A series of disagreements, however, has also arisen. Although Sergeev did not elaborate in his public remarks yesterday, previous reports have suggested dissatisfaction on Moscow’s side over consumer goods–not always of the best quality–provided by China in partial payment for the Russian military hardware (Segodnya, January 10). China, in turn, is said to be unhappy over Russia’s relative unwillingness to provide it with military technology as opposed to hardware off the shelf (Itar-Tass, October 21). Another report suggests that Beijing may turn to the West for some of its hardware needs because of Russia’s reluctance to supply it with it offensive armaments for China’s land forces (Kommersant daily, May 25).

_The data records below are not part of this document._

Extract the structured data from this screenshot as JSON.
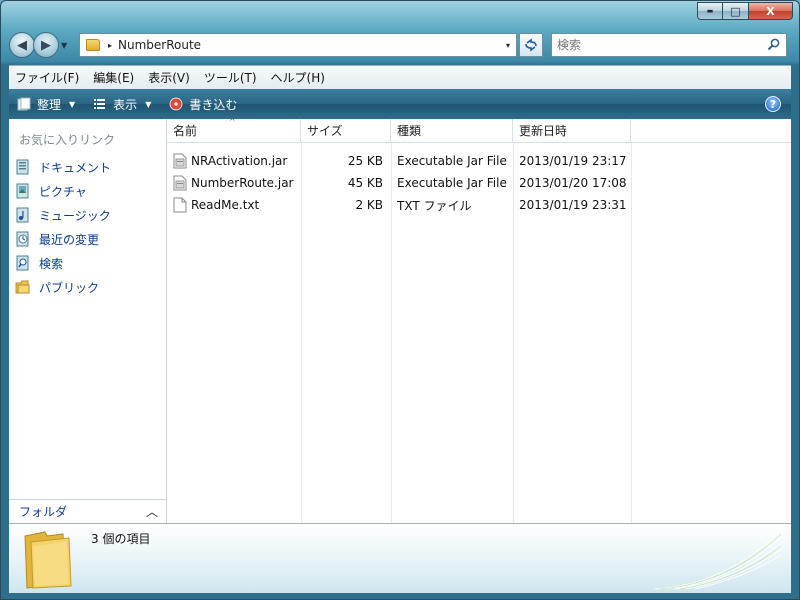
{
  "window": {
    "caption_buttons": {
      "minimize": "▬",
      "maximize": "□",
      "close": "X"
    }
  },
  "address_bar": {
    "path_separator": "▸",
    "current_folder": "NumberRoute",
    "dropdown": "▾",
    "refresh_icon": "refresh-icon"
  },
  "search": {
    "placeholder": "検索"
  },
  "menu": [
    "ファイル(F)",
    "編集(E)",
    "表示(V)",
    "ツール(T)",
    "ヘルプ(H)"
  ],
  "command_bar": {
    "organize": "整理",
    "views": "表示",
    "burn": "書き込む",
    "help": "?"
  },
  "nav_pane": {
    "heading": "お気に入りリンク",
    "items": [
      {
        "label": "ドキュメント",
        "icon": "documents-icon"
      },
      {
        "label": "ピクチャ",
        "icon": "pictures-icon"
      },
      {
        "label": "ミュージック",
        "icon": "music-icon"
      },
      {
        "label": "最近の変更",
        "icon": "recent-changes-icon"
      },
      {
        "label": "検索",
        "icon": "searches-icon"
      },
      {
        "label": "パブリック",
        "icon": "public-folder-icon"
      }
    ],
    "folders_label": "フォルダ",
    "folders_chevron": "︿"
  },
  "file_list": {
    "columns": [
      "名前",
      "サイズ",
      "種類",
      "更新日時"
    ],
    "sort_indicator": "^",
    "files": [
      {
        "name": "NRActivation.jar",
        "size": "25 KB",
        "type": "Executable Jar File",
        "modified": "2013/01/19 23:17",
        "icon": "jar-file-icon"
      },
      {
        "name": "NumberRoute.jar",
        "size": "45 KB",
        "type": "Executable Jar File",
        "modified": "2013/01/20 17:08",
        "icon": "jar-file-icon"
      },
      {
        "name": "ReadMe.txt",
        "size": "2 KB",
        "type": "TXT ファイル",
        "modified": "2013/01/19 23:31",
        "icon": "text-file-icon"
      }
    ]
  },
  "details_pane": {
    "item_count": "3 個の項目"
  }
}
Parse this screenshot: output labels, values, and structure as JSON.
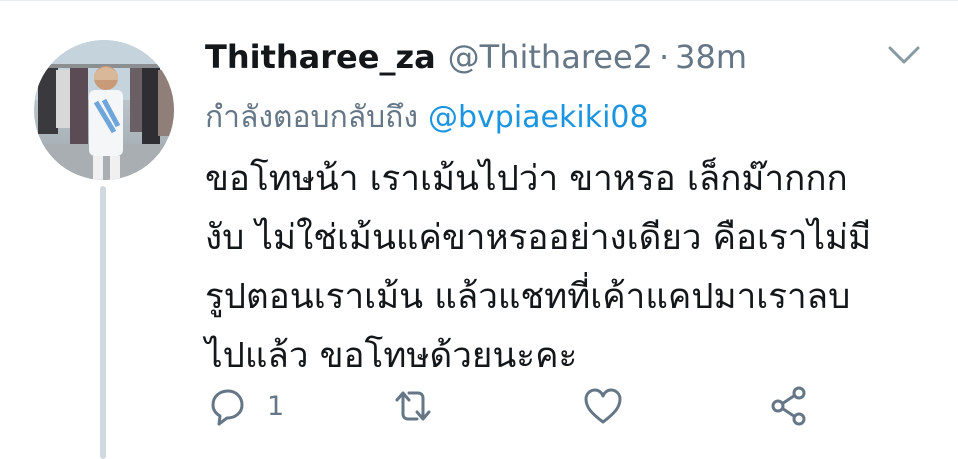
{
  "tweet": {
    "display_name": "Thitharee_za",
    "handle": "@Thitharee2",
    "separator": "·",
    "time": "38m",
    "replying_to_label": "กำลังตอบกลับถึง",
    "replying_to_handle": "@bvpiaekiki08",
    "body_lines": [
      "ขอโทษน้า เราเม้นไปว่า ขาหรอ เล็กม๊ากกก",
      "งับ ไม่ใช่เม้นแค่ขาหรออย่างเดียว คือเราไม่มี",
      "รูปตอนเราเม้น แล้วแชทที่เค้าแคปมาเราลบ",
      "ไปแล้ว ขอโทษด้วยนะคะ"
    ],
    "actions": {
      "reply_icon": "comment-icon",
      "reply_count": "1",
      "retweet_icon": "retweet-icon",
      "like_icon": "heart-icon",
      "share_icon": "share-icon"
    }
  },
  "colors": {
    "text_primary": "#14171a",
    "text_secondary": "#657786",
    "link": "#1b95e0",
    "icon": "#657786",
    "thread_line": "#cfd9de"
  }
}
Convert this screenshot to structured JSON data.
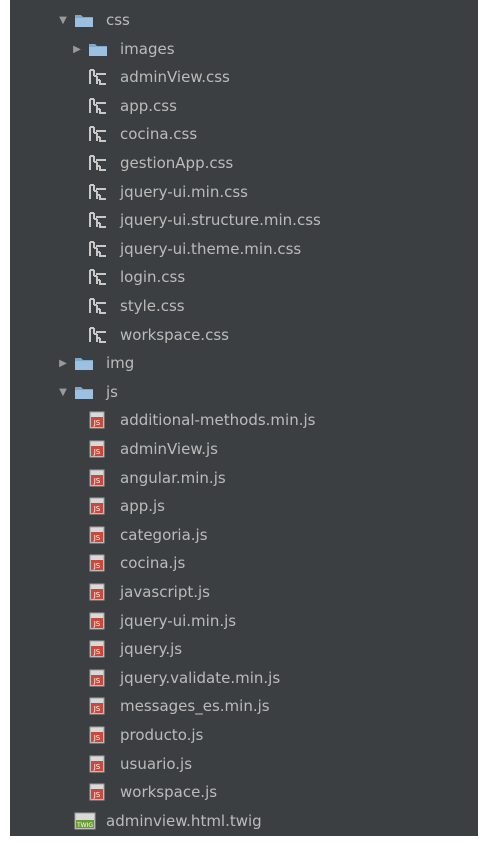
{
  "tree": {
    "css_folder": {
      "label": "css",
      "state": "expanded",
      "icon": "folder-icon"
    },
    "css_children": [
      {
        "label": "images",
        "type": "folder",
        "state": "collapsed"
      },
      {
        "label": "adminView.css",
        "type": "css"
      },
      {
        "label": "app.css",
        "type": "css"
      },
      {
        "label": "cocina.css",
        "type": "css"
      },
      {
        "label": "gestionApp.css",
        "type": "css"
      },
      {
        "label": "jquery-ui.min.css",
        "type": "css"
      },
      {
        "label": "jquery-ui.structure.min.css",
        "type": "css"
      },
      {
        "label": "jquery-ui.theme.min.css",
        "type": "css"
      },
      {
        "label": "login.css",
        "type": "css"
      },
      {
        "label": "style.css",
        "type": "css"
      },
      {
        "label": "workspace.css",
        "type": "css"
      }
    ],
    "img_folder": {
      "label": "img",
      "state": "collapsed",
      "icon": "folder-icon"
    },
    "js_folder": {
      "label": "js",
      "state": "expanded",
      "icon": "folder-icon"
    },
    "js_children": [
      {
        "label": "additional-methods.min.js",
        "type": "js"
      },
      {
        "label": "adminView.js",
        "type": "js"
      },
      {
        "label": "angular.min.js",
        "type": "js"
      },
      {
        "label": "app.js",
        "type": "js"
      },
      {
        "label": "categoria.js",
        "type": "js"
      },
      {
        "label": "cocina.js",
        "type": "js"
      },
      {
        "label": "javascript.js",
        "type": "js"
      },
      {
        "label": "jquery-ui.min.js",
        "type": "js"
      },
      {
        "label": "jquery.js",
        "type": "js"
      },
      {
        "label": "jquery.validate.min.js",
        "type": "js"
      },
      {
        "label": "messages_es.min.js",
        "type": "js"
      },
      {
        "label": "producto.js",
        "type": "js"
      },
      {
        "label": "usuario.js",
        "type": "js"
      },
      {
        "label": "workspace.js",
        "type": "js"
      }
    ],
    "twig_file": {
      "label": "adminview.html.twig",
      "type": "twig",
      "badge": "TWIG"
    }
  },
  "colors": {
    "panel_bg": "#3c3f41",
    "text": "#bbbbbb",
    "folder_blue": "#7fa9cc",
    "js_red": "#c9493c"
  }
}
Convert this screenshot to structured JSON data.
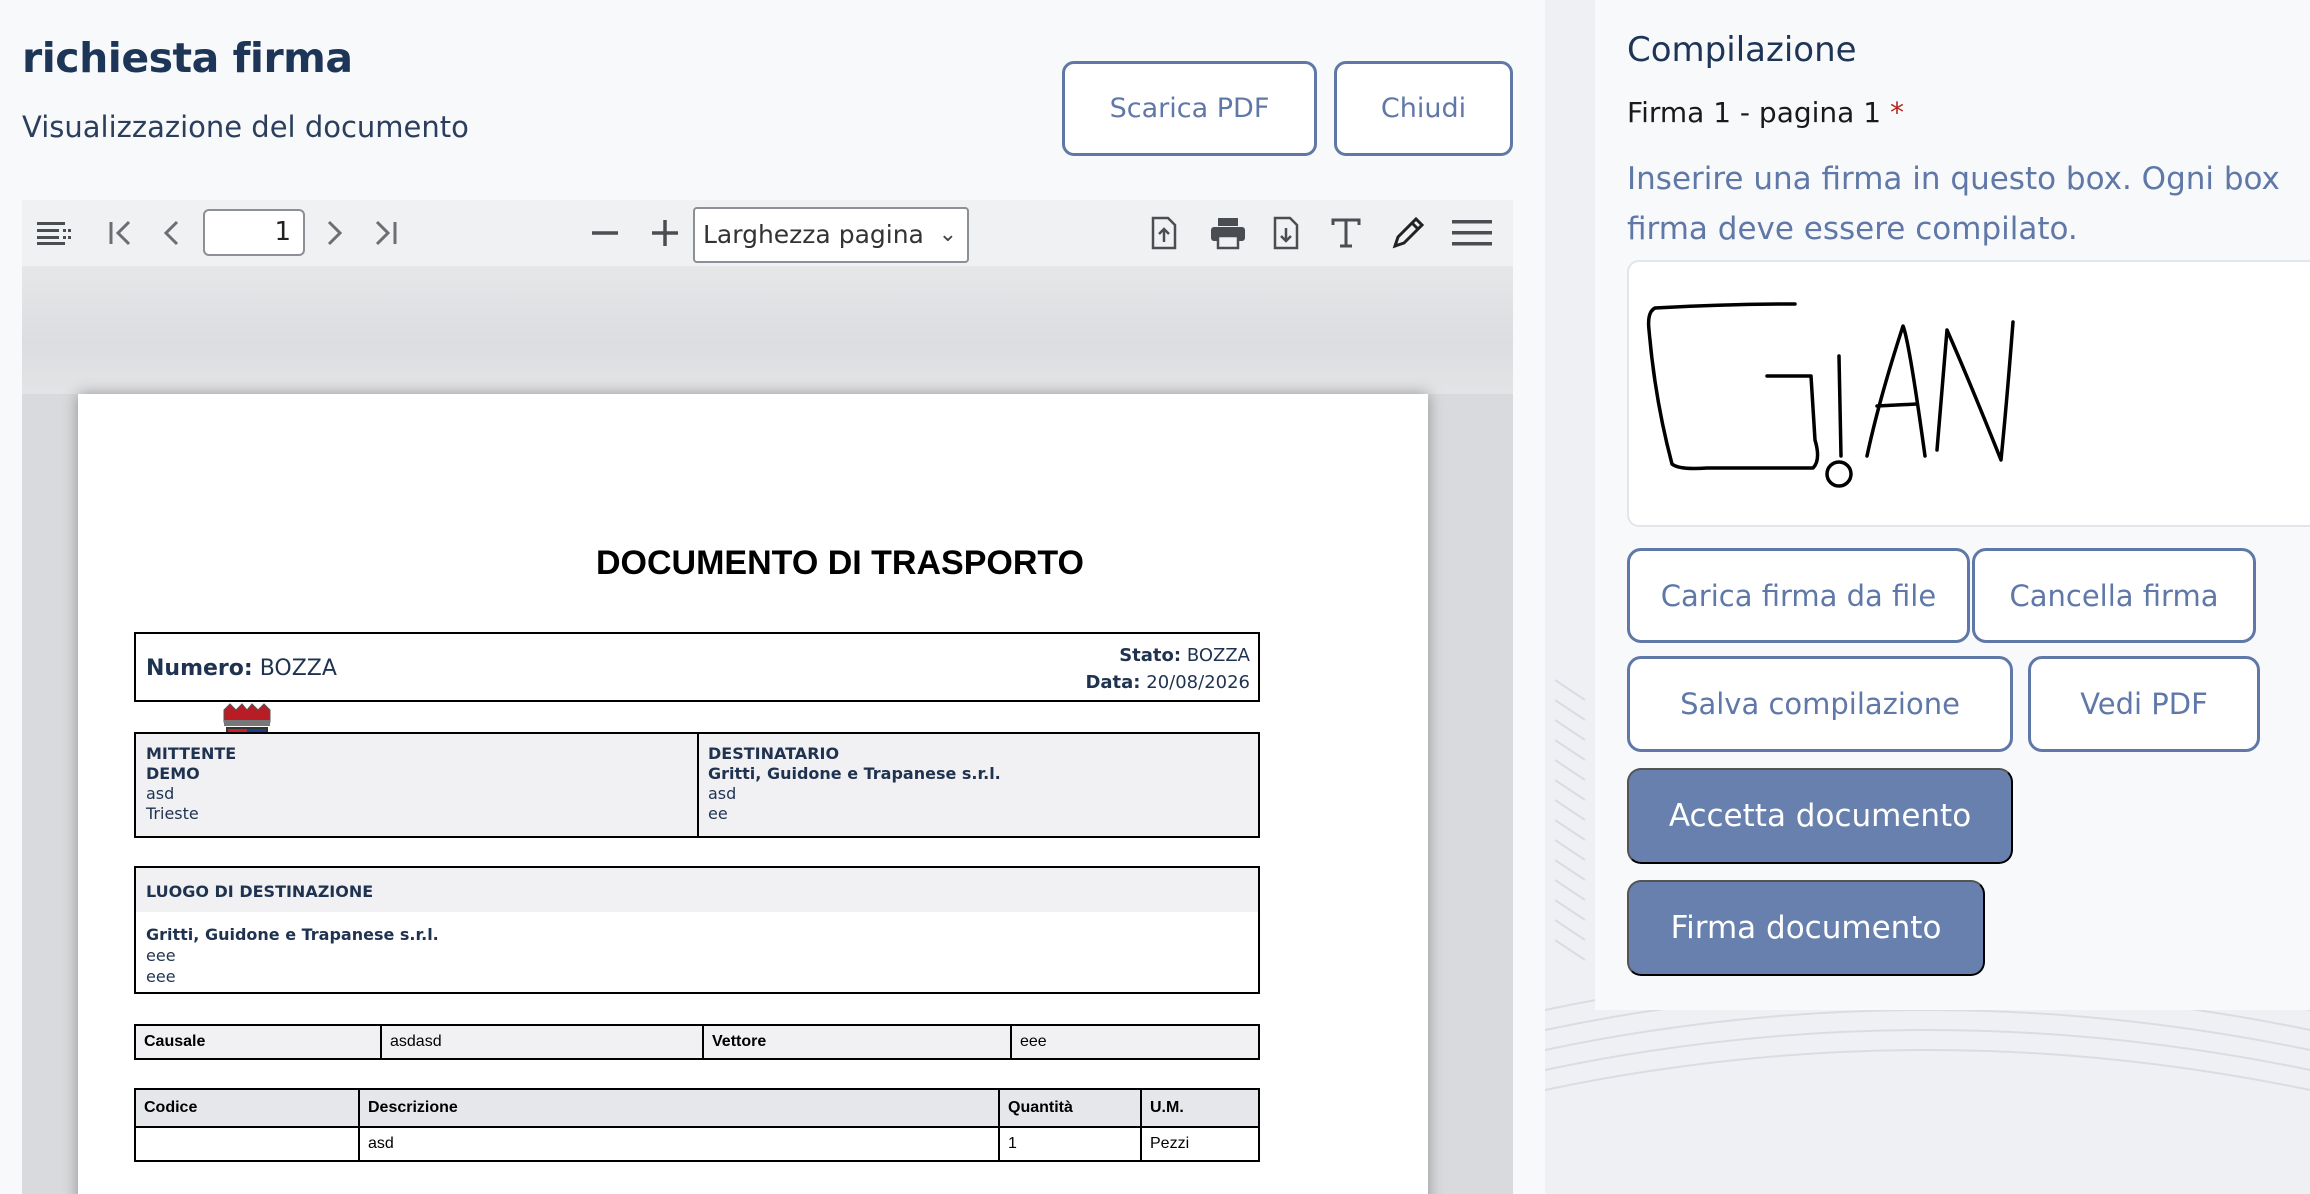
{
  "header": {
    "title": "richiesta firma",
    "subtitle": "Visualizzazione del documento",
    "download_label": "Scarica PDF",
    "close_label": "Chiudi"
  },
  "viewer": {
    "page_number": "1",
    "zoom_label": "Larghezza pagina",
    "toolbar_icons": [
      "sidebar-toggle-icon",
      "first-page-icon",
      "previous-page-icon",
      "next-page-icon",
      "last-page-icon",
      "zoom-out-icon",
      "zoom-in-icon",
      "open-file-icon",
      "print-icon",
      "download-icon",
      "text-tool-icon",
      "draw-tool-icon",
      "menu-icon"
    ]
  },
  "document": {
    "title": "DOCUMENTO DI TRASPORTO",
    "numero_label": "Numero:",
    "numero_value": "BOZZA",
    "stato_label": "Stato:",
    "stato_value": "BOZZA",
    "data_label": "Data:",
    "data_value": "20/08/2026",
    "mittente": {
      "heading": "MITTENTE",
      "name": "DEMO",
      "line1": "asd",
      "line2": "Trieste"
    },
    "destinatario": {
      "heading": "DESTINATARIO",
      "name": "Gritti, Guidone e Trapanese s.r.l.",
      "line1": "asd",
      "line2": "ee"
    },
    "luogo": {
      "heading": "LUOGO DI DESTINAZIONE",
      "name": "Gritti, Guidone e Trapanese s.r.l.",
      "line1": "eee",
      "line2": "eee"
    },
    "causale": {
      "causale_label": "Causale",
      "causale_value": "asdasd",
      "vettore_label": "Vettore",
      "vettore_value": "eee"
    },
    "items": {
      "headers": [
        "Codice",
        "Descrizione",
        "Quantità",
        "U.M."
      ],
      "rows": [
        [
          "",
          "asd",
          "1",
          "Pezzi"
        ]
      ]
    }
  },
  "compilation": {
    "title": "Compilazione",
    "field_label": "Firma 1 - pagina 1",
    "required_mark": "*",
    "hint": "Inserire una firma in questo box. Ogni box firma deve essere compilato.",
    "upload_label": "Carica firma da file",
    "clear_label": "Cancella firma",
    "save_label": "Salva compilazione",
    "view_pdf_label": "Vedi PDF",
    "accept_label": "Accetta documento",
    "sign_label": "Firma documento"
  },
  "colors": {
    "accent": "#5f78a8",
    "accent_fill": "#6780ad",
    "title": "#1d3557",
    "required": "#b3261e"
  }
}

Moscow’s arms dealings with China have also reportedly been complicated in recent years by another factor: the seeming inability of previous Russian defense chiefs to deal with Beijing in a diplomatic manner. Former Russian Defense Minister Pavel Grachev, for example, reportedly provoked consternation among Chinese leaders when he cavalierly proposed that a 1950s style military alliance be reconstructed between Russia and China. Grachev’s successor, the quickly ousted General Igor Rodionov, sent rather different signals to China in 1996 when he suggested–among other things–that China should be included on a list of Russia’s primary military opponents (Russky telegraf, January 29).
Andrei Kokoshin, then Russian State Military Inspector and Defense Council secretary and later the country’s Security Council secretary, reportedly had some success in ironing out the many problems in Russian-Chinese arms dealings during a trip to Beijing in January of this year (RIA, January 26; Russky telegraf, January 29). Kokoshin, however, considered a leading expert in this area, has since been dismissed from his post and is no longer involved in the Russian-Chinese arms negotiations. As defense minister Sergeev has proven considerably more politic than either of his two predecessors, and his talents in this area will presumably be one key to whether Russian-Chinese arms dealings get back on track during the defense chief’s current visit to Beijing.
WE WON’T PRINT A LOT OF MONEY–THAT IS, IF THE IMF COMES THROUGH.